(Your objective): Reproduce the whole listing, character for character.

(Records supplied):
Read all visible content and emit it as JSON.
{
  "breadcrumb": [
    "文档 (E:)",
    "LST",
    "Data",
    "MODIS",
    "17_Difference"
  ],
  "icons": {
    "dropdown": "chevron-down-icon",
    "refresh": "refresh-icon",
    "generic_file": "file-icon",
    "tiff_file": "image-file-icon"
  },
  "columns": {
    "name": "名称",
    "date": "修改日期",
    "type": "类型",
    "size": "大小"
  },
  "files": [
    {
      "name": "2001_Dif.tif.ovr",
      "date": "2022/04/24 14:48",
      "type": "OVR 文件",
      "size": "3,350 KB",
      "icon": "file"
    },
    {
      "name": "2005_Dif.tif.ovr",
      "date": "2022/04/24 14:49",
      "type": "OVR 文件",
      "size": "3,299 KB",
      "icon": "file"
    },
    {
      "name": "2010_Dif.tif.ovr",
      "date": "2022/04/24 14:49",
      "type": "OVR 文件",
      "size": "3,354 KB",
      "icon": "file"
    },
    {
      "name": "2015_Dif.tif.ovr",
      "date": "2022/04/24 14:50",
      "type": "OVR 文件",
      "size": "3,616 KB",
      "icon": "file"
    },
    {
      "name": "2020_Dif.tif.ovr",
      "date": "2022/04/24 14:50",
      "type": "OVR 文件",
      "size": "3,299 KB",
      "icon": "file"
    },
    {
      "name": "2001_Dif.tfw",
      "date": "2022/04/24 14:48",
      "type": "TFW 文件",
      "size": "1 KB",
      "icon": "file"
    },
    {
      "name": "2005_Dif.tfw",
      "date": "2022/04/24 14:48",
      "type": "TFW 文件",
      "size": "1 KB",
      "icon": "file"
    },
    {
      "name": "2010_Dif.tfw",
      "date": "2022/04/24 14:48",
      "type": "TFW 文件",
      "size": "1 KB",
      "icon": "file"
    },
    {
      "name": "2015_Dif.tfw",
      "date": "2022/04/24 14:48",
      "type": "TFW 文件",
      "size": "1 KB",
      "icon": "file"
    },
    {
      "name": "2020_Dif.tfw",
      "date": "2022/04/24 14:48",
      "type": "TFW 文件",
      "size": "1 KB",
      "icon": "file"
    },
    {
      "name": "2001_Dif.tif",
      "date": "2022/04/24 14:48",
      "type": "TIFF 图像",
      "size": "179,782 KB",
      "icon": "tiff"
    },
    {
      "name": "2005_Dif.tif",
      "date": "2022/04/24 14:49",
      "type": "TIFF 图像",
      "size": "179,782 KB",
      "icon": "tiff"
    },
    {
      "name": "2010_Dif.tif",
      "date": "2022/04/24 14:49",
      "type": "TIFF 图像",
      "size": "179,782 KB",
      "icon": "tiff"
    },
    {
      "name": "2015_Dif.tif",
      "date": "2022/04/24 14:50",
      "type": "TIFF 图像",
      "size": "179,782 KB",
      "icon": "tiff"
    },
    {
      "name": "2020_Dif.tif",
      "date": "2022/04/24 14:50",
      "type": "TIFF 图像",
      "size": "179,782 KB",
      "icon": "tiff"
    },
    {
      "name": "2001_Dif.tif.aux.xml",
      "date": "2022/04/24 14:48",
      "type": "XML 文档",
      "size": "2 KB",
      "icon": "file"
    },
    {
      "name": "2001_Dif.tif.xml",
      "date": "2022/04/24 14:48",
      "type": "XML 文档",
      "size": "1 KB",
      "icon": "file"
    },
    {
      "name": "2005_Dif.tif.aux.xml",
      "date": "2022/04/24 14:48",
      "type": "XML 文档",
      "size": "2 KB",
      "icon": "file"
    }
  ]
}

(Worked solution):
Read all visible content and emit it as JSON.
{
  "breadcrumb": [
    "文档 (E:)",
    "LST",
    "Data",
    "MODIS",
    "17_Difference"
  ],
  "icons": {
    "dropdown": "chevron-down-icon",
    "refresh": "refresh-icon",
    "generic_file": "file-icon",
    "tiff_file": "image-file-icon"
  },
  "columns": {
    "name": "名称",
    "date": "修改日期",
    "type": "类型",
    "size": "大小"
  },
  "files": [
    {
      "name": "2001_Dif.tif.ovr",
      "date": "2022/04/24 14:48",
      "type": "OVR 文件",
      "size": "3,350 KB",
      "icon": "file"
    },
    {
      "name": "2005_Dif.tif.ovr",
      "date": "2022/04/24 14:49",
      "type": "OVR 文件",
      "size": "3,299 KB",
      "icon": "file"
    },
    {
      "name": "2010_Dif.tif.ovr",
      "date": "2022/04/24 14:49",
      "type": "OVR 文件",
      "size": "3,354 KB",
      "icon": "file"
    },
    {
      "name": "2015_Dif.tif.ovr",
      "date": "2022/04/24 14:50",
      "type": "OVR 文件",
      "size": "3,616 KB",
      "icon": "file"
    },
    {
      "name": "2020_Dif.tif.ovr",
      "date": "2022/04/24 14:50",
      "type": "OVR 文件",
      "size": "3,299 KB",
      "icon": "file"
    },
    {
      "name": "2001_Dif.tfw",
      "date": "2022/04/24 14:48",
      "type": "TFW 文件",
      "size": "1 KB",
      "icon": "file"
    },
    {
      "name": "2005_Dif.tfw",
      "date": "2022/04/24 14:48",
      "type": "TFW 文件",
      "size": "1 KB",
      "icon": "file"
    },
    {
      "name": "2010_Dif.tfw",
      "date": "2022/04/24 14:48",
      "type": "TFW 文件",
      "size": "1 KB",
      "icon": "file"
    },
    {
      "name": "2015_Dif.tfw",
      "date": "2022/04/24 14:48",
      "type": "TFW 文件",
      "size": "1 KB",
      "icon": "file"
    },
    {
      "name": "2020_Dif.tfw",
      "date": "2022/04/24 14:48",
      "type": "TFW 文件",
      "size": "1 KB",
      "icon": "file"
    },
    {
      "name": "2001_Dif.tif",
      "date": "2022/04/24 14:48",
      "type": "TIFF 图像",
      "size": "179,782 KB",
      "icon": "tiff"
    },
    {
      "name": "2005_Dif.tif",
      "date": "2022/04/24 14:49",
      "type": "TIFF 图像",
      "size": "179,782 KB",
      "icon": "tiff"
    },
    {
      "name": "2010_Dif.tif",
      "date": "2022/04/24 14:49",
      "type": "TIFF 图像",
      "size": "179,782 KB",
      "icon": "tiff"
    },
    {
      "name": "2015_Dif.tif",
      "date": "2022/04/24 14:50",
      "type": "TIFF 图像",
      "size": "179,782 KB",
      "icon": "tiff"
    },
    {
      "name": "2020_Dif.tif",
      "date": "2022/04/24 14:50",
      "type": "TIFF 图像",
      "size": "179,782 KB",
      "icon": "tiff"
    },
    {
      "name": "2001_Dif.tif.aux.xml",
      "date": "2022/04/24 14:48",
      "type": "XML 文档",
      "size": "2 KB",
      "icon": "file"
    },
    {
      "name": "2001_Dif.tif.xml",
      "date": "2022/04/24 14:48",
      "type": "XML 文档",
      "size": "1 KB",
      "icon": "file"
    },
    {
      "name": "2005_Dif.tif.aux.xml",
      "date": "2022/04/24 14:48",
      "type": "XML 文档",
      "size": "2 KB",
      "icon": "file"
    }
  ]
}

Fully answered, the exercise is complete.